I always wanted to be immersed in Hawaiian language and culture since Kindergarten. My parents are native speakers, grandparents, my siblings – everyone in my family, really. When I got out of high school, I originally thought I’d go into the hospitality industry because it was a super friendly and sharing atmosphere. As I was almost ready to graduate, I thought about how that would be a fun job, but wouldn’t help my community. That was more important to me and I took quick steps to shift to early education with a Hawaiian language focus. I started as a teacher in 2015, became a lead teacher and now am Head of School, which is like a principal.I see our schools as feeder schools to prepare students for elementary and secondary schools where they may have some Hawaiian, but not as an immersion. Our kids represent a solid foundation in the structure of the language, which is important for maintaining its legacy. Nearly 60% of people in Hawaii have some knowledge of Hawaiian language – even our ATMs have it as a personal preference – but there is a difference between formal education of it and we represent that aspect.
I’m excited that young adults are becoming more interested in Hawaiian language and taking it to their careers. It’s more than just studying it to connect to roots, which is really important on its own. But, more college students are studying Hawaiian language so the can take it into whatever field they are going into – to help their own communities.
What is coming up next for you?
I am honored to also have the position of Director of the Youth Ambassador Program for the Festival of Pacific Arts 2020, which will be hosted in Hawai’i and directed by ILI partner and director of PA’I Foundation Vicky Holt Takamine. I’m about to fly to New Zealand for 8 days to build connections to other youth leaders among Pacific Nation people in preparation. It’s a huge festival, so I’m really excited about everything that is going to be involved. I’ll be attending their traditional dance festival, meeting with dignitaries and getting things in motion.That is going to be really great for me because I am deeply connected to our native dance as well. In our culture, language and dance are connected, so you need to know what you are dancing about to really do it well. Each song you want to be able to feel it and understand its meaning.



Festival of Pacific Arts 2020 Hawaiʻi Delegation hosted at Te Matatini Kapa Haka Festival 2019 by Creative New Zealand.
“Interculturality” is at the core of the ILI Leadership program. How does it relate to your work and your journey? What does it mean to you?
Whenever I hear anyone speaking any native language – or anything other than English – I think, “this is a natural thing.” Even if I don’t understand it, it feels familiar. The Lakota words and phrases we heard while at the first ILI intensive in Lakota territory sounded very different from Hawaiian, but I could relate to it. Just like I found myself relating to other ILI Fellows, regardless of different backgrounds. It’s a shared experience.
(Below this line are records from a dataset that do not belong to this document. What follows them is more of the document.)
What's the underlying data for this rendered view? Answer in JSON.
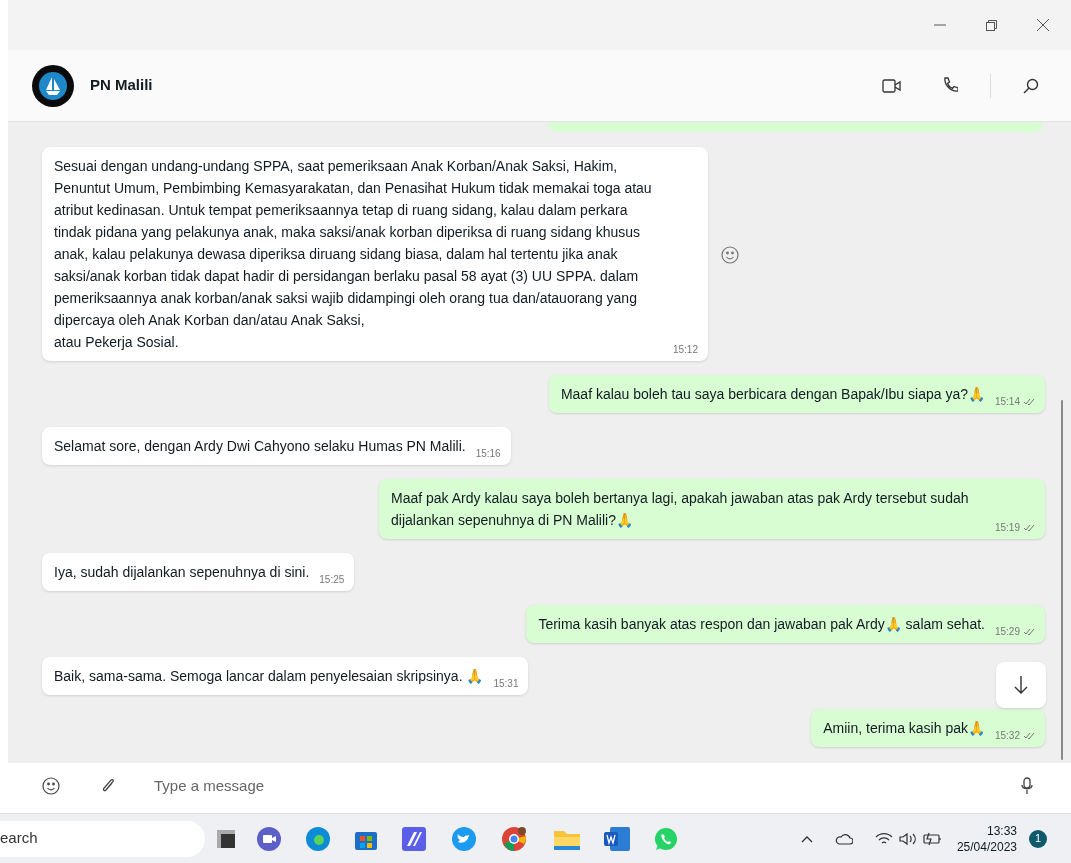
{
  "chat": {
    "name": "PN Malili"
  },
  "messages": [
    {
      "kind": "incoming",
      "text": "Sesuai dengan undang-undang SPPA, saat pemeriksaan Anak Korban/Anak Saksi, Hakim, Penuntut Umum, Pembimbing Kemasyarakatan, dan Penasihat Hukum tidak memakai toga atau atribut kedinasan. Untuk tempat pemeriksaannya tetap di ruang sidang, kalau dalam perkara tindak pidana yang pelakunya anak, maka saksi/anak korban diperiksa di ruang sidang khusus anak, kalau pelakunya dewasa diperiksa diruang sidang biasa, dalam hal tertentu jika anak saksi/anak korban tidak dapat hadir di persidangan berlaku pasal 58 ayat (3) UU SPPA. dalam pemeriksaannya anak korban/anak saksi wajib didampingi oleh orang tua dan/atauorang yang dipercaya oleh Anak Korban dan/atau Anak Saksi,\natau Pekerja Sosial.",
      "time": "15:12"
    },
    {
      "kind": "outgoing",
      "text": "Maaf kalau boleh tau saya berbicara dengan Bapak/Ibu siapa ya?🙏",
      "time": "15:14"
    },
    {
      "kind": "incoming",
      "text": "Selamat sore, dengan Ardy Dwi Cahyono selaku Humas PN Malili.",
      "time": "15:16"
    },
    {
      "kind": "outgoing",
      "text": "Maaf pak Ardy kalau saya boleh bertanya lagi, apakah jawaban atas pak Ardy tersebut sudah dijalankan sepenuhnya di PN Malili?🙏",
      "time": "15:19"
    },
    {
      "kind": "incoming",
      "text": "Iya, sudah dijalankan sepenuhnya di sini.",
      "time": "15:25"
    },
    {
      "kind": "outgoing",
      "text": "Terima kasih banyak atas respon dan jawaban pak Ardy🙏 salam sehat.",
      "time": "15:29"
    },
    {
      "kind": "incoming",
      "text": "Baik, sama-sama. Semoga lancar dalam penyelesaian skripsinya. 🙏",
      "time": "15:31"
    },
    {
      "kind": "outgoing",
      "text": "Amiin, terima kasih pak🙏",
      "time": "15:32"
    }
  ],
  "composer": {
    "placeholder": "Type a message"
  },
  "taskbar": {
    "search": "earch",
    "time": "13:33",
    "date": "25/04/2023",
    "notifications": "1"
  }
}
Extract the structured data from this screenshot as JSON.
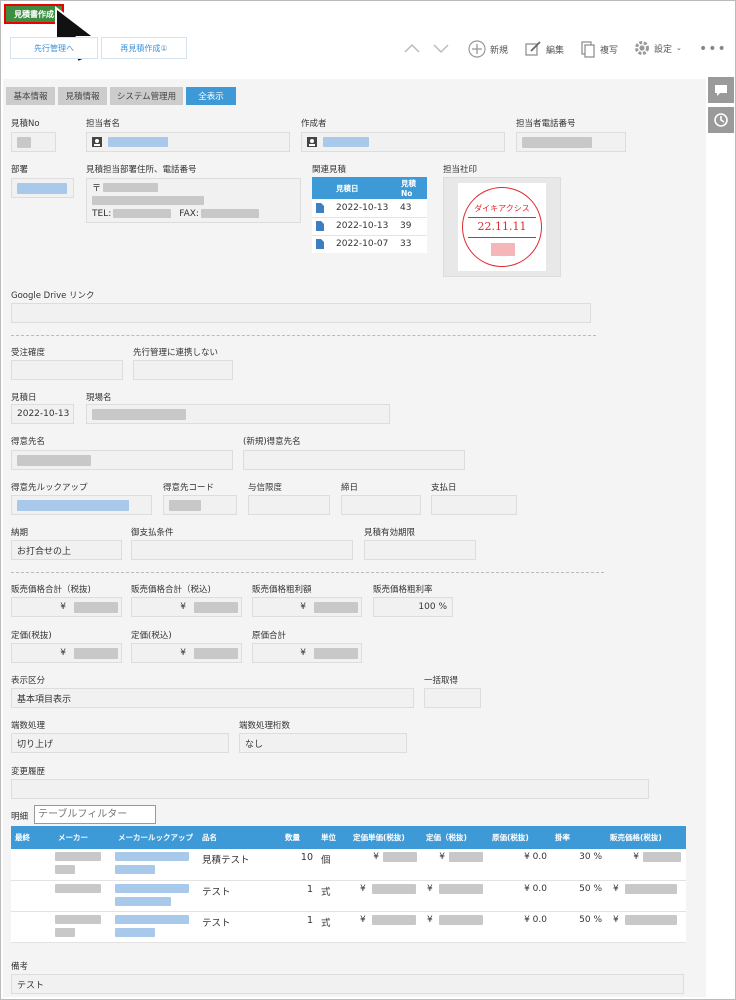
{
  "header": {
    "primary_action": "見積書作成",
    "btn_advance": "先行管理へ",
    "btn_recreate": "再見積作成①",
    "new_label": "新規",
    "edit_label": "編集",
    "copy_label": "複写",
    "settings_label": "設定"
  },
  "tabs": [
    {
      "label": "基本情報"
    },
    {
      "label": "見積情報"
    },
    {
      "label": "システム管理用"
    },
    {
      "label": "全表示"
    }
  ],
  "basic": {
    "quote_no_label": "見積No",
    "staff_label": "担当者名",
    "creator_label": "作成者",
    "staff_phone_label": "担当者電話番号",
    "dept_label": "部署",
    "dept_addr_label": "見積担当部署住所、電話番号",
    "postal_mark": "〒",
    "tel_label": "TEL:",
    "fax_label": "FAX:",
    "related_label": "関連見積",
    "related_headers": [
      "見積日",
      "見積No"
    ],
    "related_rows": [
      {
        "date": "2022-10-13",
        "no": "43"
      },
      {
        "date": "2022-10-13",
        "no": "39"
      },
      {
        "date": "2022-10-07",
        "no": "33"
      }
    ],
    "seal_label": "担当社印",
    "seal_company": "ダイキアクシス",
    "seal_date": "22.11.11",
    "gdrive_label": "Google Drive リンク"
  },
  "order": {
    "confirm_label": "受注確度",
    "no_link_label": "先行管理に連携しない",
    "date_label": "見積日",
    "date_value": "2022-10-13",
    "site_label": "現場名",
    "customer_label": "得意先名",
    "new_customer_label": "(新規)得意先名",
    "lookup_label": "得意先ルックアップ",
    "code_label": "得意先コード",
    "credit_label": "与信限度",
    "closing_label": "締日",
    "payday_label": "支払日",
    "delivery_label": "納期",
    "delivery_value": "お打合せの上",
    "payment_label": "御支払条件",
    "validity_label": "見積有効期限"
  },
  "prices": {
    "total_ex_label": "販売価格合計（税抜)",
    "total_in_label": "販売価格合計（税込)",
    "gross_label": "販売価格粗利額",
    "rate_label": "販売価格粗利率",
    "rate_value": "100 %",
    "list_ex_label": "定価(税抜)",
    "list_in_label": "定価(税込)",
    "cost_label": "原価合計",
    "yen": "¥"
  },
  "display": {
    "type_label": "表示区分",
    "type_value": "基本項目表示",
    "bulk_label": "一括取得",
    "rounding_label": "端数処理",
    "rounding_value": "切り上げ",
    "digits_label": "端数処理桁数",
    "digits_value": "なし",
    "history_label": "変更履歴"
  },
  "detail": {
    "label": "明細",
    "filter_placeholder": "テーブルフィルター",
    "headers": [
      "最終",
      "メーカー",
      "メーカールックアップ",
      "品名",
      "数量",
      "単位",
      "定価単価(税抜)",
      "定価（税抜)",
      "原価(税抜)",
      "掛率",
      "販売価格(税抜)"
    ],
    "rows": [
      {
        "name": "見積テスト",
        "qty": "10",
        "unit": "個",
        "cost": "¥ 0.0",
        "rate": "30 %"
      },
      {
        "name": "テスト",
        "qty": "1",
        "unit": "式",
        "cost": "¥ 0.0",
        "rate": "50 %"
      },
      {
        "name": "テスト",
        "qty": "1",
        "unit": "式",
        "cost": "¥ 0.0",
        "rate": "50 %"
      }
    ]
  },
  "remarks": {
    "label": "備考",
    "value": "テスト"
  },
  "colors": {
    "accent": "#3e9ad6",
    "primary_button": "#3e8e41",
    "seal_red": "#e0292e"
  }
}
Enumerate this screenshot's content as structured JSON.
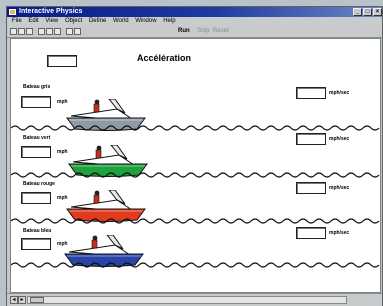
{
  "window": {
    "title": "Interactive Physics"
  },
  "menu": [
    "File",
    "Edit",
    "View",
    "Object",
    "Define",
    "World",
    "Window",
    "Help"
  ],
  "toolbar": {
    "run_label": "Run",
    "stop_label": "Stop",
    "reset_label": "Reset"
  },
  "page": {
    "title": "Accélération"
  },
  "unit_left": "mph",
  "unit_right": "mph/sec",
  "boats": [
    {
      "label": "Bateau gris",
      "color": "#8e9aa6"
    },
    {
      "label": "Bateau vert",
      "color": "#1fa23c"
    },
    {
      "label": "Bateau rouge",
      "color": "#e23a1c"
    },
    {
      "label": "Bateau bleu",
      "color": "#2a45a8"
    }
  ]
}
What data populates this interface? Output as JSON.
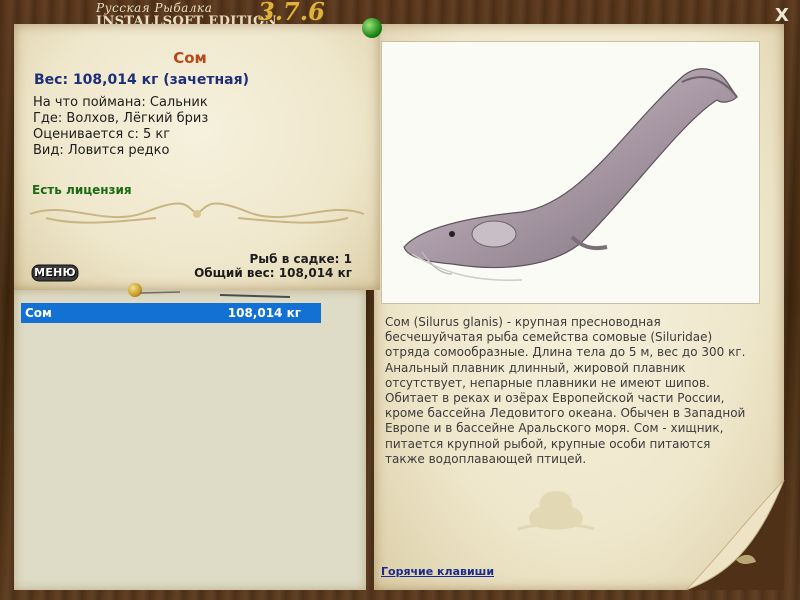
{
  "logo": {
    "line1": "Русская Рыбалка",
    "line2": "INSTALLSOFT EDITION",
    "version": "3.7.6"
  },
  "window": {
    "close_label": "X"
  },
  "fish": {
    "name": "Сом",
    "weight": "Вес: 108,014 кг (зачетная)",
    "caught_on": "На что поймана: Сальник",
    "where": "Где: Волхов, Лёгкий бриз",
    "rated_from": "Оценивается с: 5 кг",
    "type": "Вид: Ловится редко",
    "license": "Есть лицензия"
  },
  "cage": {
    "count": "Рыб в садке: 1",
    "total_weight": "Общий вес: 108,014 кг"
  },
  "menu": {
    "label": "МЕНЮ"
  },
  "catch_list": [
    {
      "name": "Сом",
      "weight": "108,014 кг"
    }
  ],
  "description": "Сом (Silurus glanis) - крупная пресноводная бесчешуйчатая рыба семейства сомовые (Siluridae) отряда сомообразные. Длина тела до 5 м, вес до 300 кг. Анальный плавник длинный, жировой плавник отсутствует, непарные плавники не имеют шипов. Обитает в реках и озёрах Европейской части России, кроме бассейна Ледовитого океана. Обычен в Западной Европе и в бассейне Аральского моря. Сом - хищник, питается крупной рыбой, крупные особи питаются также водоплавающей птицей.",
  "hotkeys": {
    "label": "Горячие клавиши"
  },
  "colors": {
    "title_orange": "#b8481a",
    "weight_blue": "#1e2f7a",
    "license_green": "#1b6b12",
    "selection_blue": "#1371d3"
  }
}
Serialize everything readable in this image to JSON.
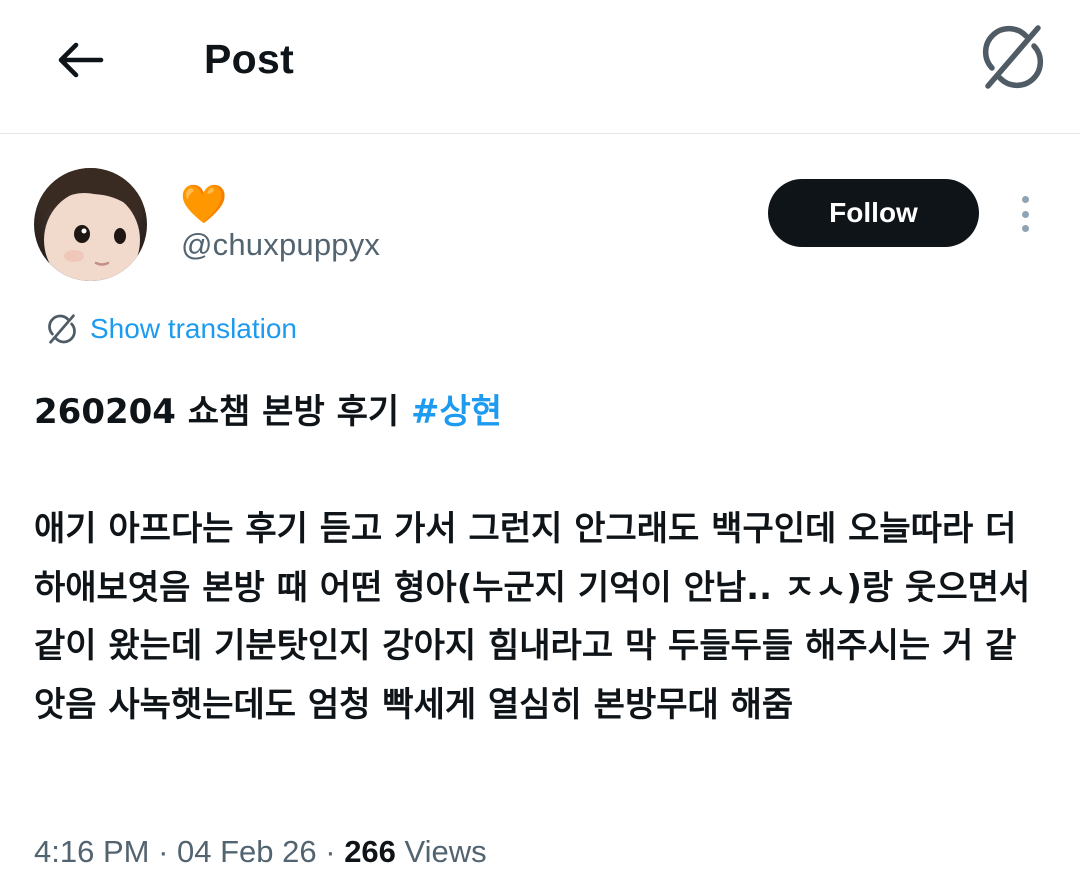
{
  "header": {
    "title": "Post",
    "back_icon": "arrow-left-icon",
    "grok_icon": "grok-icon"
  },
  "author": {
    "display_name": "🧡",
    "handle": "@chuxpuppyx",
    "avatar": "child-photo-avatar"
  },
  "follow_label": "Follow",
  "more_icon": "more-vertical-icon",
  "translation": {
    "label": "Show translation",
    "icon": "grok-icon"
  },
  "post": {
    "line1_text": "260204 쇼챔 본방 후기 ",
    "hashtag": "#상현",
    "body": "애기 아프다는 후기 듣고 가서 그런지 안그래도 백구인데 오늘따라 더 하애보엿음 본방 때 어떤 형아(누군지 기억이 안남.. ㅈㅅ)랑 웃으면서 같이 왔는데 기분탓인지 강아지 힘내라고 막 두들두들 해주시는 거 같앗음 사녹햇는데도 엄청 빡세게 열심히 본방무대 해줌"
  },
  "meta": {
    "time": "4:16 PM",
    "separator": " · ",
    "date": "04 Feb 26",
    "views_count": "266",
    "views_label": " Views"
  },
  "colors": {
    "accent": "#1d9bf0",
    "text": "#0f1419",
    "secondary_text": "#536471",
    "divider": "#e1e6ea",
    "follow_bg": "#0f1419"
  }
}
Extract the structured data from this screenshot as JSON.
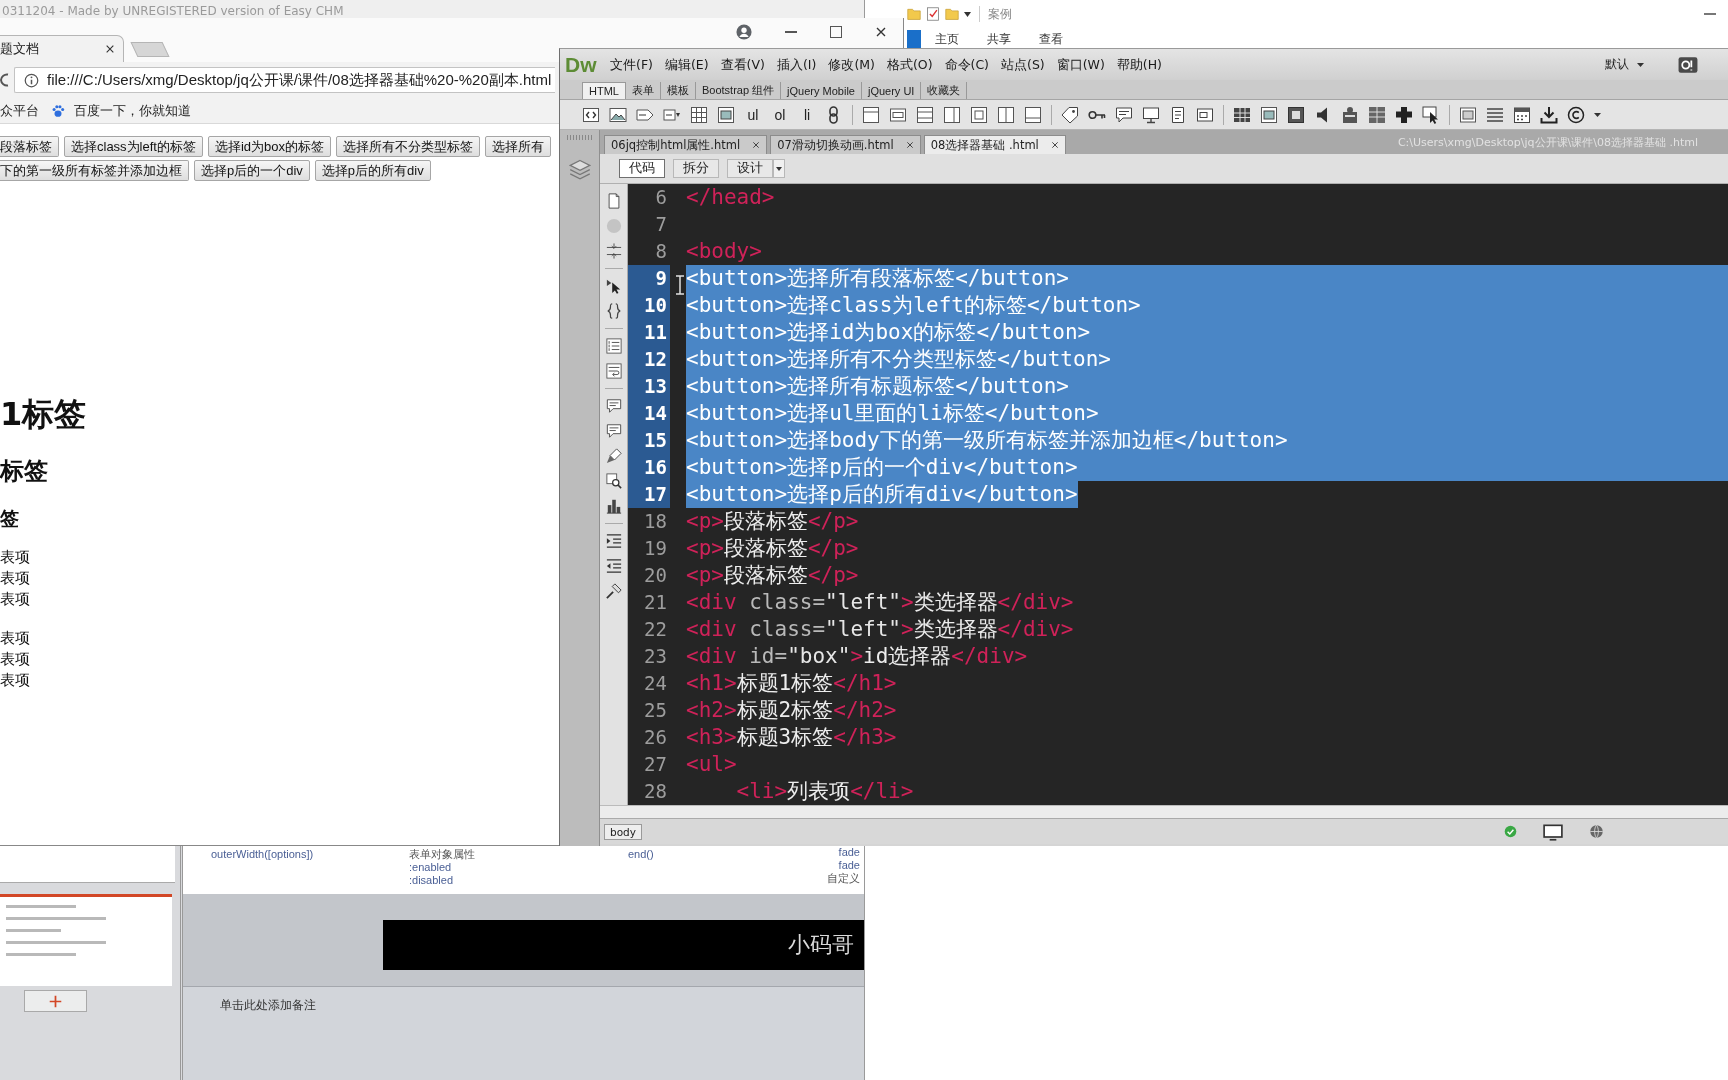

Kahōkūʻalohiokeao Lindsey-Asing is a Site Coordinator of Pūnana Leo o Mānoa Hawaiian Medium Education Preschool; as part of the statewide ʻAha Pūnana Leo non-profit organization. The mission “E ola ka ʻōlelo Hawaiʻi- The Hawaiian language shall live” and vision “E hoʻoulu i ke kaiaʻōlelo Hawaiʻi no ko Hawaiʻi nei i mau aku ʻo Hawaiʻi he ʻāina Aloha- Drive and inspire change to ensure a living Hawaiian language in Hawaiʻi and beyond” of ʻAha Pūnana Leo are guiding principles that inspire Kahōkū to continue on this path of language perpetuation. Another major role in his life is being a proud haumāna hula- hula student of Pua Aliʻi ʻIlima under the direction of Vicky Holt-Takamine & Jeffrey Kānekaʻiwilani Takamine. Kahōkū is a frequent volunteer with PAʻI Foundation,  a 2018-2019 Intercultural Leadership Institute Fellow, and is currently serving as the Director of Nā Pūkoʻa: Youth Ambassador Program for Festival of Pacific Arts 2020.